Both Trajectoire and Passengers employ similar unique elements, characteristics that distinguish Diavolo from other dance companies. First, Diavolo defines itself as “Architecture in Motion” which effectively means that the sets stage itself is part of the story: most dances feature moveable architectural structures that sit on the traditional theatrical stage. In the two shows we saw, the element was manipulated by the dancers into an ever-changing and new shapes upon which the dance was performed. More than just a back drop for a story told through motion, the stage is the centerpiece, a changeable object element in the dance. Secondly, the sculptural stage element provided stunning visual elements that, paired with the dancers in motion themselves, make for a completely immersive experience. Company director Jacques Heim provides an original, indelible tale of the body in space.
The signature architectural element of Passengers is a train-like contraption that begins looking like the doors of a factory, with dancers pouring out from work, then converts to a noisy high-school bleachers set, which dancers race up and down, sitting in each others laps and play-acting adolescent dramas, dressed in colorful play-clothes. Next, the bleachers turn into an airport baggage carousel, with suitcases and bodies tumbling repeatedly down the front. And finally, as the wings of the bleachers are pressed back together, the whole set becomes a train, with windows and doors. The dancers, now clad in all grey jumpsuits, throw themselves around the stage, joyful and imperiled at once, landing finally with a darker mood that speaks to work in this post- industrial age.
The company itself must be remarkably fit to perform with the rigor required to move and perform with the stage elements. Mesmerizing sequences contain both parallel movement and opposing actions, so the eye is never lulled into complacency. Part hip-hop, part modern dance, there is no single-descriptor that defines the style of dance other than purely athletic.

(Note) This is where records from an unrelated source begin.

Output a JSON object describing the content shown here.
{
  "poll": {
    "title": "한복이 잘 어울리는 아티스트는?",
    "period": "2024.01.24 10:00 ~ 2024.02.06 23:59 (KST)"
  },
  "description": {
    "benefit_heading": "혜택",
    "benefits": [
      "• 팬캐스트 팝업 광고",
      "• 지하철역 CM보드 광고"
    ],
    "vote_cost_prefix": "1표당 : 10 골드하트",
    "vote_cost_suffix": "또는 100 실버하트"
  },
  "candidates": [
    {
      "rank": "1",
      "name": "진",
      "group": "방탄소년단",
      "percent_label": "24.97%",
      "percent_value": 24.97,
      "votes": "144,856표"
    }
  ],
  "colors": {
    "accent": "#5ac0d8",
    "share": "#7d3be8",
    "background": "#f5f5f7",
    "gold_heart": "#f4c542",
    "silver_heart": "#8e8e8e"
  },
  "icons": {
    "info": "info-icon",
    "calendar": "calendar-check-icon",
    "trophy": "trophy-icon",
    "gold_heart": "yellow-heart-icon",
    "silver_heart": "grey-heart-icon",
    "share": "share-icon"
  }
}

Some dancers came from collegiate sports, others from traditional dance companies, but the diversity of movement means that the company hails from non-traditional backgrounds and likely adds to the excitement of the performance.
Diabolo Dance Company – Click here for more information
The Broad Stage // 1310 11th Street, Santa Monica CA 90401 — wonderful FAMILY WORKSHOPS all fall, and excellent programming for families, including National Geographic programming through out the year.